These are the instructor instructions for the "Linking Language and Thinking with Code" HTML activity. Instructions and examples for each activity can be found by following the links below. On the right is a copy of the page the students are given.
If you want or need more info on the syntactical specifics of HTML, W3 Schools has a reference page for HTML tags.
The activities are designed to gently and organically introduce a few key HTML elements such as emphasizing text or including links and images on a page. The information for how to include the element as described in the activity can be gleaned by looking at both the source code and the output--although you have also been provided with a handout with some basic tag information that you may pass out to students if you would like.
If a student is having trouble getting something to work, each page should have some general troubleshooting tips for that activity.
The activities below use excerpts from Vannevar Bush's essay on the Memex, "As We May Think." If you would like, you could modify the activities yourself if there are specific excerpts from the anthology you would like your students to use. You might also leave it up to students if they would like to use specific anthology texts.
Note: The first time students open JSBin, there may be a large menu bar above the dual pane view. They should hit the "X" in the top left-hand corner to close out of this so they have more screen-room for the edit windows.
After the students have played around with these activities enough to get a feel for HTML, move on to the classroom network activity and the explanation of the final project:
After going through these activities, it is up to you and your class to decide what was of interest and what (if anything) you decide to discuss and explore further in another section.

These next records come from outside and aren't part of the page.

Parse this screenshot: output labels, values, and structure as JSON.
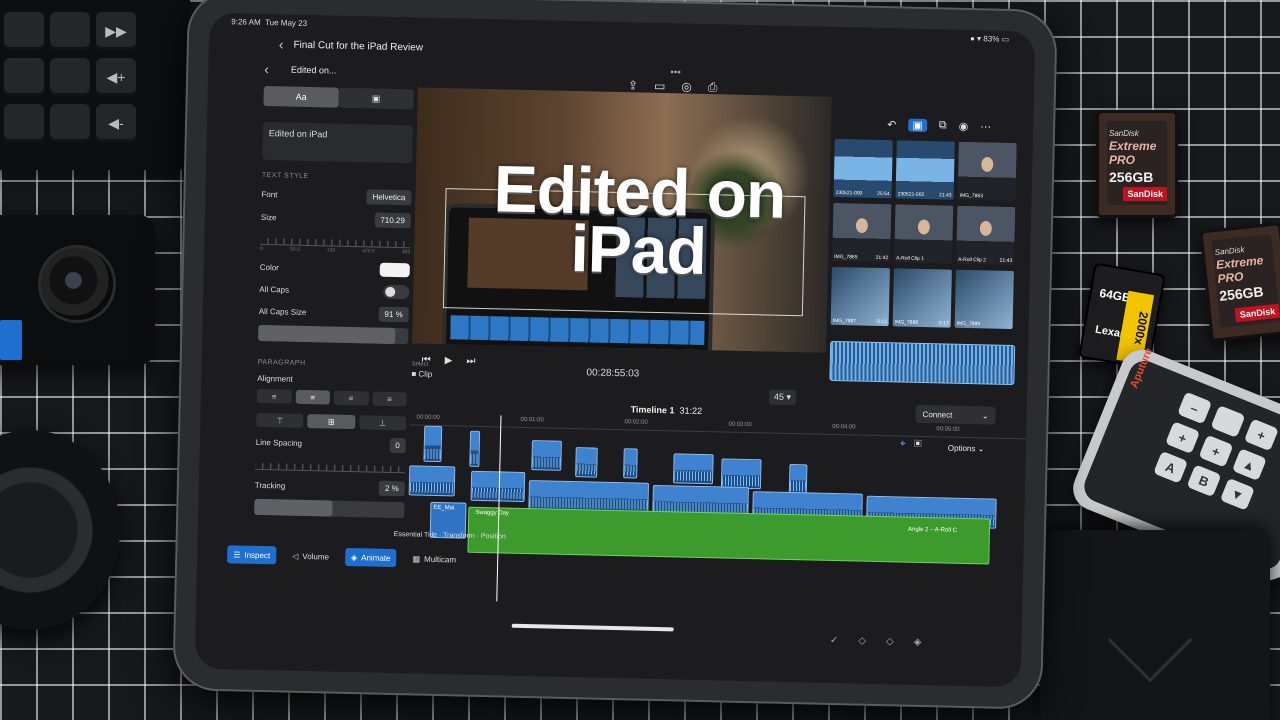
{
  "status": {
    "time": "9:26 AM",
    "date": "Tue May 23",
    "battery": "83%"
  },
  "project": {
    "title": "Final Cut for the iPad Review",
    "clip_name": "Edited on..."
  },
  "inspector": {
    "tab_text": "Aa",
    "tab_shape": "▣",
    "text_preview": "Edited on iPad",
    "section_text_style": "TEXT STYLE",
    "font_label": "Font",
    "font_value": "Helvetica",
    "size_label": "Size",
    "size_value": "710.29",
    "ruler_labels": [
      "0",
      "50.5",
      "150",
      "470.5",
      "300"
    ],
    "color_label": "Color",
    "all_caps_label": "All Caps",
    "all_caps_size_label": "All Caps Size",
    "all_caps_size_value": "91",
    "pct": "%",
    "section_paragraph": "PARAGRAPH",
    "alignment_label": "Alignment",
    "line_spacing_label": "Line Spacing",
    "line_spacing_value": "0",
    "tracking_label": "Tracking",
    "tracking_value": "2"
  },
  "viewer": {
    "title_line1": "Edited on",
    "title_line2": "iPad",
    "select_label": "Select",
    "clip_label": "Clip",
    "timecode": "00:28:55:03",
    "zoom": "45"
  },
  "browser": {
    "clips": [
      {
        "name": "230521-000",
        "dur": "25:54",
        "kind": "audio"
      },
      {
        "name": "230521-002",
        "dur": "21:43",
        "kind": "audio"
      },
      {
        "name": "IMG_7863",
        "dur": "",
        "kind": "person"
      },
      {
        "name": "IMG_7865",
        "dur": "21:42",
        "kind": "person"
      },
      {
        "name": "A-Roll Clip 1",
        "dur": "",
        "kind": "person"
      },
      {
        "name": "A-Roll Clip 2",
        "dur": "21:43",
        "kind": "person"
      },
      {
        "name": "IMG_7887",
        "dur": "0:13",
        "kind": "screen"
      },
      {
        "name": "IMG_7888",
        "dur": "0:17",
        "kind": "screen"
      },
      {
        "name": "IMG_7889",
        "dur": "",
        "kind": "screen"
      }
    ]
  },
  "timeline": {
    "name": "Timeline 1",
    "duration": "31:22",
    "connect_label": "Connect",
    "options_label": "Options",
    "ruler": [
      "00:00:00",
      "00:01:00",
      "00:02:00",
      "00:03:00",
      "00:04:00",
      "00:05:00"
    ],
    "title_clip": "EE_Mai",
    "music_clip": "Swaggy Day",
    "angle_clip": "Angle 2 – A-Roll C",
    "transform_label": "Essential Title · Transform · Position"
  },
  "bottom_bar": {
    "inspect": "Inspect",
    "volume": "Volume",
    "animate": "Animate",
    "multicam": "Multicam"
  },
  "props": {
    "card1_brand": "SanDisk",
    "card1_line": "Extreme PRO",
    "card1_cap": "256GB",
    "card2_cap": "64GB",
    "card2_brand": "Lexar",
    "card2_speed": "2000x",
    "remote_brand": "Aputure"
  }
}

An optional activity pertaining to networking and network structure based off of your class's linked pages is found below, as is a page with some interesting links and other discussion topics.
Materials for this activity can be borrowed from Ludlow 101.